The problem
Which lines in the records below include the word "Deluxe"? Report each of them in full.

Task data
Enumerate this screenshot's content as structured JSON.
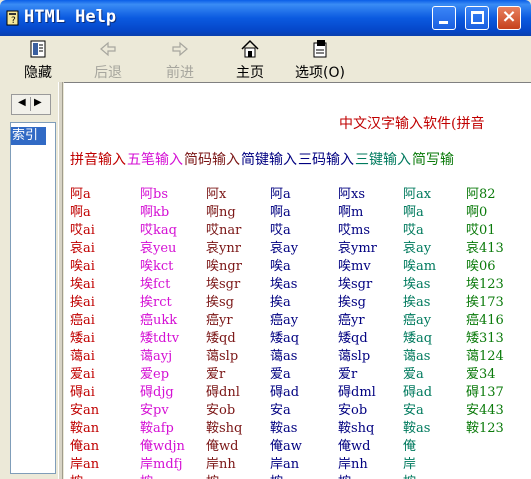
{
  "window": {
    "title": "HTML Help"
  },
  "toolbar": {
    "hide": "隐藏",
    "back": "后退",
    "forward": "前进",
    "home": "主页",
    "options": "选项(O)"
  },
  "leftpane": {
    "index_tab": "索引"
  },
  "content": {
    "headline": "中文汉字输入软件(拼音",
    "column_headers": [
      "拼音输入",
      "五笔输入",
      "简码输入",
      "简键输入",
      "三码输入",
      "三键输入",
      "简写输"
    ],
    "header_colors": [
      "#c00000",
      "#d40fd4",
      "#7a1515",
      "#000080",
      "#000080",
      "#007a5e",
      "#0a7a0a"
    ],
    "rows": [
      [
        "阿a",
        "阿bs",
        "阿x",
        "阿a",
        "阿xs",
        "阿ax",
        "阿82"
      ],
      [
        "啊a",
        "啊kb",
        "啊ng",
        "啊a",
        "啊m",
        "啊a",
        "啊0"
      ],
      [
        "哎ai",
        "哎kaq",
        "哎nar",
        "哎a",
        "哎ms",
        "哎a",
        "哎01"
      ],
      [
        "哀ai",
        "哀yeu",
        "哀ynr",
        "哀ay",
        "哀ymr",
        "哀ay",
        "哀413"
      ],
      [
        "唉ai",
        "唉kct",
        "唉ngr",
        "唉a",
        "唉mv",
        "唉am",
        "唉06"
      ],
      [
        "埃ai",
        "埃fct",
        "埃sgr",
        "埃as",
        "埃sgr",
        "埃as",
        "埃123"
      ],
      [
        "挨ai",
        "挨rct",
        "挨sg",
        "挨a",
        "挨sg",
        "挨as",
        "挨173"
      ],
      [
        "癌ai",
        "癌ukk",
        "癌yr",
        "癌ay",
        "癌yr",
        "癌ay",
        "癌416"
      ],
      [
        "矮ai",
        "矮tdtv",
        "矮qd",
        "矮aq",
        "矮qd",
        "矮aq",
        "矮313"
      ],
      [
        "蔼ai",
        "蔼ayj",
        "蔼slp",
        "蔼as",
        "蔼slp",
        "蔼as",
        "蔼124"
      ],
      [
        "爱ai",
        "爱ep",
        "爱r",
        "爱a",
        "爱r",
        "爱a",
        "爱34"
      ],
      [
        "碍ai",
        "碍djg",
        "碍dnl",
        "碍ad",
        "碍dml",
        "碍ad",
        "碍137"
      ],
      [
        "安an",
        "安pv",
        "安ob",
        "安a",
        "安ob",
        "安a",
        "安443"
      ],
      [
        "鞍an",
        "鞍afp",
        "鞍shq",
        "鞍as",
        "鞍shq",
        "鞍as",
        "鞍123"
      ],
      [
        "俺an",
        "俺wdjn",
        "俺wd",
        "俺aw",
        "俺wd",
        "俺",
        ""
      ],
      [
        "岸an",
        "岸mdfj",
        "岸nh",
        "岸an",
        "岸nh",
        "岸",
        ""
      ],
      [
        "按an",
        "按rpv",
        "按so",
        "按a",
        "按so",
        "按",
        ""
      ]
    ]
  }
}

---

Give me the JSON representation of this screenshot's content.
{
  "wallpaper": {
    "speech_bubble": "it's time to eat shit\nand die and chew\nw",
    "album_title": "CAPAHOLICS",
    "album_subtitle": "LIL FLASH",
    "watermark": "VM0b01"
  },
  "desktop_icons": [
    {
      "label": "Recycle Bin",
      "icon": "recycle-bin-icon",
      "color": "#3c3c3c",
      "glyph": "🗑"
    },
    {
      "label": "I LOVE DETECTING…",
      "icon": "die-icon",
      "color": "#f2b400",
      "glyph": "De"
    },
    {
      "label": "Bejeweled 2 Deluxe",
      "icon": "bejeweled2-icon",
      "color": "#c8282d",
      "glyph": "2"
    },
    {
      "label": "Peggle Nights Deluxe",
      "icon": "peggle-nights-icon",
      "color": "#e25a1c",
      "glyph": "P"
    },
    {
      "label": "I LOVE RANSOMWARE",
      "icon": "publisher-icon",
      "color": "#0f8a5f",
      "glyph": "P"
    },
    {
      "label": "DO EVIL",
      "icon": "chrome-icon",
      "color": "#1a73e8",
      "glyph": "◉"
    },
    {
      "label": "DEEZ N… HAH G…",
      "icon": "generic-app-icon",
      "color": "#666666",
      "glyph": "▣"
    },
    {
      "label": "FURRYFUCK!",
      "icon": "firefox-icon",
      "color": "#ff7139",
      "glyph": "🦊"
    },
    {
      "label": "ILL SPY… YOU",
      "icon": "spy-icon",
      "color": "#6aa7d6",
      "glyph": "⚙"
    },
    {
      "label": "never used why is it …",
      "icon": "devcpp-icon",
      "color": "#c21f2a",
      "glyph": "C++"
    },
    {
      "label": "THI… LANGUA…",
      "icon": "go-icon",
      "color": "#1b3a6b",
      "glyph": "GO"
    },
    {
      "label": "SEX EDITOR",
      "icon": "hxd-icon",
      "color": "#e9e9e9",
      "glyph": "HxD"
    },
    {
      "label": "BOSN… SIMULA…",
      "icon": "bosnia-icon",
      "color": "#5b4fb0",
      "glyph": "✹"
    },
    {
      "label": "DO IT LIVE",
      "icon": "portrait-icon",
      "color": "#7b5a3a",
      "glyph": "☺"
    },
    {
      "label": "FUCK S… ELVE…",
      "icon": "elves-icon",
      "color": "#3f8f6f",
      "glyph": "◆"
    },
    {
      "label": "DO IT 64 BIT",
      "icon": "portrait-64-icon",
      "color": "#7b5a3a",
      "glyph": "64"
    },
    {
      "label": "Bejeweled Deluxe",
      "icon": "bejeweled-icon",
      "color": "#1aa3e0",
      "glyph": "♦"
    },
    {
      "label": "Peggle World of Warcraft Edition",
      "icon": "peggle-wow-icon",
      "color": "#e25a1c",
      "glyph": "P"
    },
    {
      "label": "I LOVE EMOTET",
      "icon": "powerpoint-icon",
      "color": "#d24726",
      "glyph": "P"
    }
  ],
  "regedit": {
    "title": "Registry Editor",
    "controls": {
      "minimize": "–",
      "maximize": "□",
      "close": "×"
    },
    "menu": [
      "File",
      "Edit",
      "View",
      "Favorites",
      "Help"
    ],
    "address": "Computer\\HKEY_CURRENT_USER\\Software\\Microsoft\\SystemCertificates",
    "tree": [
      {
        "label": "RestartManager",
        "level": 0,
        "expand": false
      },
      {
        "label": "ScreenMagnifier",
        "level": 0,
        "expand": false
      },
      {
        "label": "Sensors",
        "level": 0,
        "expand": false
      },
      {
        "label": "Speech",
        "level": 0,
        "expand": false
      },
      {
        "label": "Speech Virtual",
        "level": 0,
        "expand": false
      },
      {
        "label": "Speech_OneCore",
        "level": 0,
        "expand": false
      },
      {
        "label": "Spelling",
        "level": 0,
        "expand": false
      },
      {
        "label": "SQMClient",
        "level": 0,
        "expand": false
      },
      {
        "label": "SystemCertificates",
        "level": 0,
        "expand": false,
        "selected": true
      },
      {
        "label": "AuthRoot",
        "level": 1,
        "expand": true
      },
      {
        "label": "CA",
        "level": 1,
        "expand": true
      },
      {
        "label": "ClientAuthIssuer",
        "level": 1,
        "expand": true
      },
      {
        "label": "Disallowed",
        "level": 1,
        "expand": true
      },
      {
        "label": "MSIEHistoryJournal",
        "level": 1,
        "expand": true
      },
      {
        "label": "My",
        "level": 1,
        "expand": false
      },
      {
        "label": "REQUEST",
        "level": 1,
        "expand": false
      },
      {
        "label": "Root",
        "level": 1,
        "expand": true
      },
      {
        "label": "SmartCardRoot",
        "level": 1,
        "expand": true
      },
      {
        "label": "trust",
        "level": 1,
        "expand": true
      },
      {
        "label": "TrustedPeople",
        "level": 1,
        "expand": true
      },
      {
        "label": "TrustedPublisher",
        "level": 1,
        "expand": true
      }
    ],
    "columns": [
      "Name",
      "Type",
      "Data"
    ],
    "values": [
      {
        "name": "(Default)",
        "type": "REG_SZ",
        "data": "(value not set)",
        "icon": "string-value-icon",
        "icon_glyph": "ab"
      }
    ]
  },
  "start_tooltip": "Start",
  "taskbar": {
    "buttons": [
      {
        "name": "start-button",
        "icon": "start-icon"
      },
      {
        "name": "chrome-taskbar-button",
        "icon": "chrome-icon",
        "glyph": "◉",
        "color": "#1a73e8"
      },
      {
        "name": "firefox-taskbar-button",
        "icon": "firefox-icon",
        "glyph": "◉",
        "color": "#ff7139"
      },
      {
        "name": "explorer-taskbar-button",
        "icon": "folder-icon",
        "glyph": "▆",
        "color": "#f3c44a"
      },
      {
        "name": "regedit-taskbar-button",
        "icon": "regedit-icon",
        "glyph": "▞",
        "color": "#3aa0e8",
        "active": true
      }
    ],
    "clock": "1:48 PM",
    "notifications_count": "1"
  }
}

Solution
      "label": "Bejeweled 2 Deluxe",
      "label": "Peggle Nights Deluxe",
      "label": "Bejeweled Deluxe",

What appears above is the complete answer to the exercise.